> **Records**
######
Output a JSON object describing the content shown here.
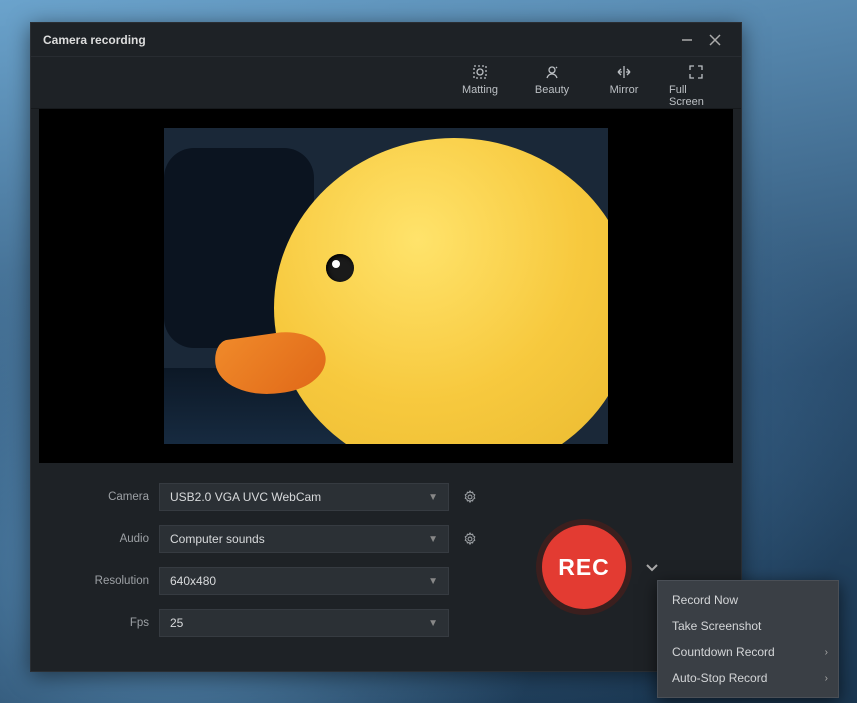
{
  "window": {
    "title": "Camera recording"
  },
  "toolbar": {
    "matting": "Matting",
    "beauty": "Beauty",
    "mirror": "Mirror",
    "fullscreen": "Full Screen"
  },
  "settings": {
    "camera_label": "Camera",
    "camera_value": "USB2.0 VGA UVC WebCam",
    "audio_label": "Audio",
    "audio_value": "Computer sounds",
    "resolution_label": "Resolution",
    "resolution_value": "640x480",
    "fps_label": "Fps",
    "fps_value": "25"
  },
  "rec": {
    "label": "REC"
  },
  "menu": {
    "record_now": "Record Now",
    "take_screenshot": "Take Screenshot",
    "countdown": "Countdown Record",
    "autostop": "Auto-Stop Record"
  }
}
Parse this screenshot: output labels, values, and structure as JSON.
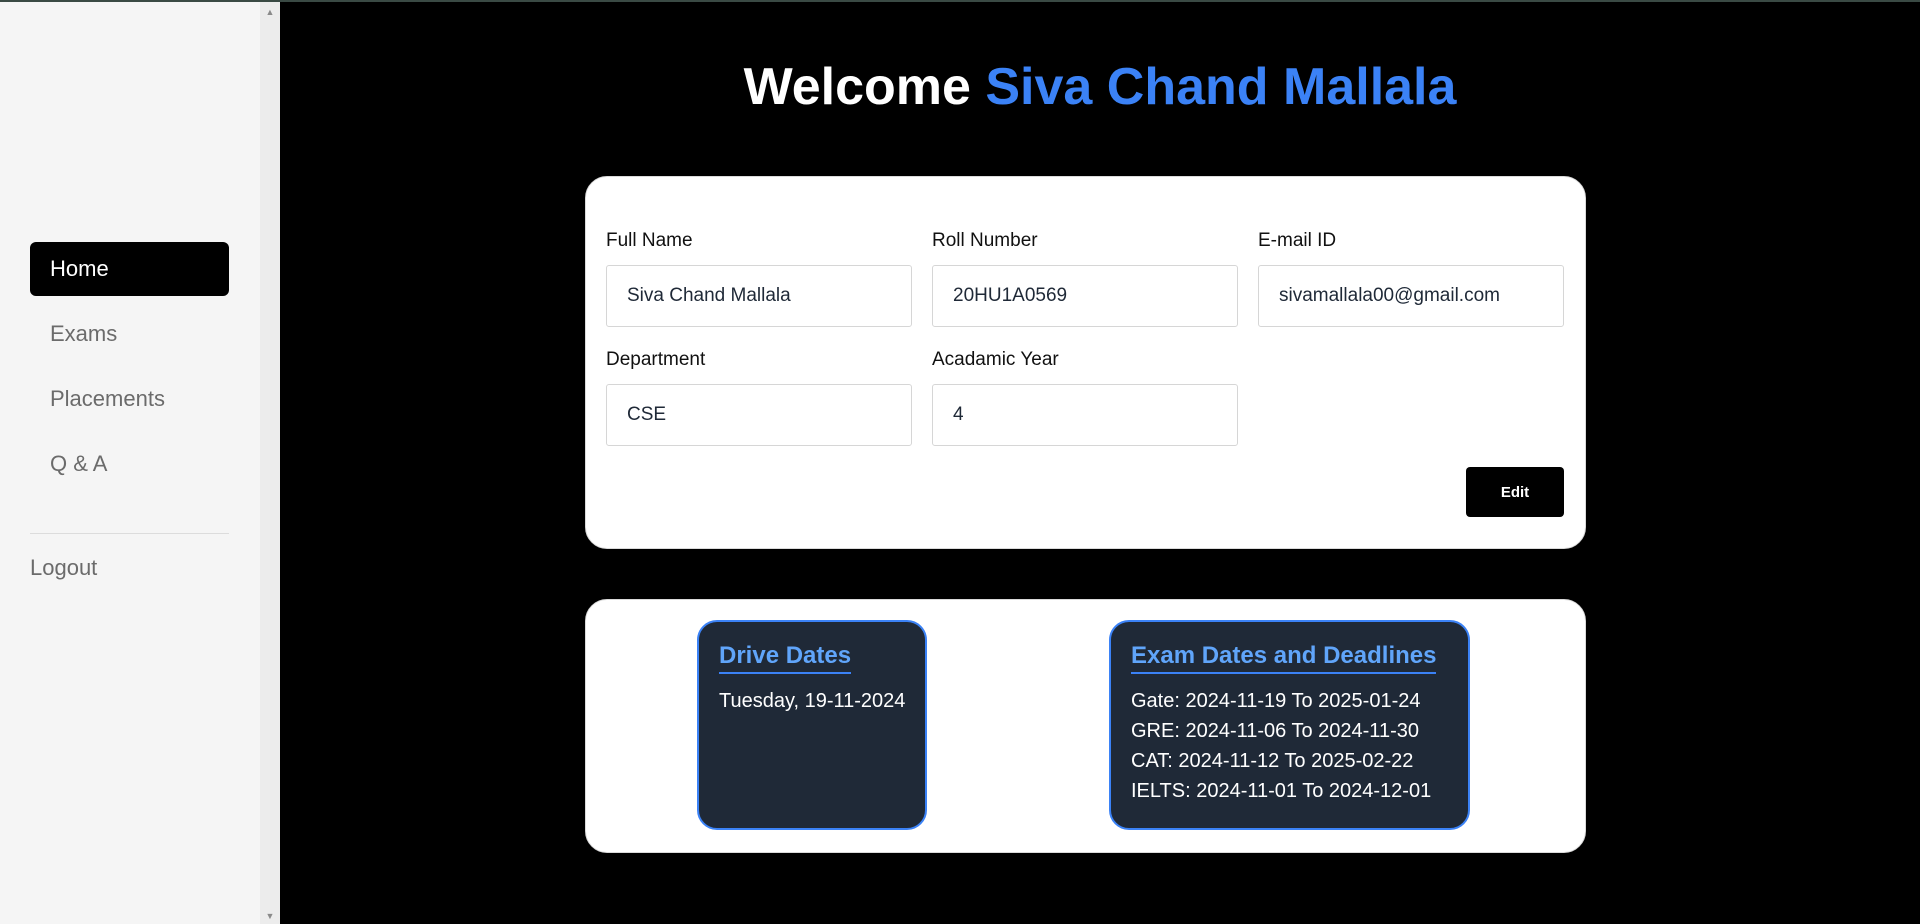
{
  "sidebar": {
    "nav": [
      "Home",
      "Exams",
      "Placements",
      "Q & A"
    ],
    "logout": "Logout"
  },
  "header": {
    "welcome": "Welcome",
    "name": "Siva Chand Mallala"
  },
  "profile": {
    "full_name_label": "Full Name",
    "full_name_value": "Siva Chand Mallala",
    "roll_label": "Roll Number",
    "roll_value": "20HU1A0569",
    "email_label": "E-mail ID",
    "email_value": "sivamallala00@gmail.com",
    "department_label": "Department",
    "department_value": "CSE",
    "year_label": "Acadamic Year",
    "year_value": "4",
    "edit_label": "Edit"
  },
  "drive": {
    "title": "Drive Dates",
    "dates": [
      "Tuesday, 19-11-2024"
    ]
  },
  "exams": {
    "title": "Exam Dates and Deadlines",
    "items": [
      "Gate: 2024-11-19 To 2025-01-24",
      "GRE: 2024-11-06 To 2024-11-30",
      "CAT: 2024-11-12 To 2025-02-22",
      "IELTS: 2024-11-01 To 2024-12-01"
    ]
  },
  "colors": {
    "accent": "#3b82f6",
    "panel_bg": "#1f2937",
    "page_bg": "#000000"
  }
}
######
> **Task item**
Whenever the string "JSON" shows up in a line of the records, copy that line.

> **Completed task**
Output a JSON object describing the content shown here.
Parse this screenshot: output labels, values, and structure as JSON.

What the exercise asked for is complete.